_Directions for this task_: Retype every entry word for word. Omit the pictures.

_Available records_:
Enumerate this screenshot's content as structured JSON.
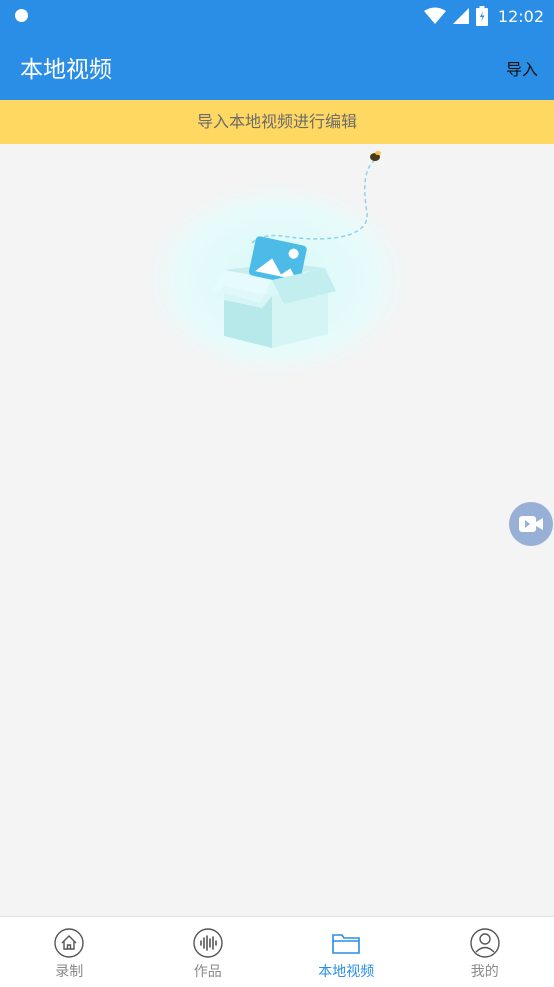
{
  "status_bar": {
    "time": "12:02"
  },
  "header": {
    "title": "本地视频",
    "import_label": "导入"
  },
  "banner": {
    "text": "导入本地视频进行编辑"
  },
  "bottom_nav": {
    "items": [
      {
        "label": "录制",
        "icon": "home-icon",
        "active": false
      },
      {
        "label": "作品",
        "icon": "waveform-icon",
        "active": false
      },
      {
        "label": "本地视频",
        "icon": "folder-icon",
        "active": true
      },
      {
        "label": "我的",
        "icon": "person-icon",
        "active": false
      }
    ]
  },
  "colors": {
    "primary": "#2a8ee6",
    "banner": "#ffd862",
    "background": "#f4f4f4",
    "fab": "#8fa9d3"
  }
}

_Your response_:
Enumerate this screenshot's content as structured JSON.
{
  "status_bar": {
    "time": "12:02"
  },
  "header": {
    "title": "本地视频",
    "import_label": "导入"
  },
  "banner": {
    "text": "导入本地视频进行编辑"
  },
  "bottom_nav": {
    "items": [
      {
        "label": "录制",
        "icon": "home-icon",
        "active": false
      },
      {
        "label": "作品",
        "icon": "waveform-icon",
        "active": false
      },
      {
        "label": "本地视频",
        "icon": "folder-icon",
        "active": true
      },
      {
        "label": "我的",
        "icon": "person-icon",
        "active": false
      }
    ]
  },
  "colors": {
    "primary": "#2a8ee6",
    "banner": "#ffd862",
    "background": "#f4f4f4",
    "fab": "#8fa9d3"
  }
}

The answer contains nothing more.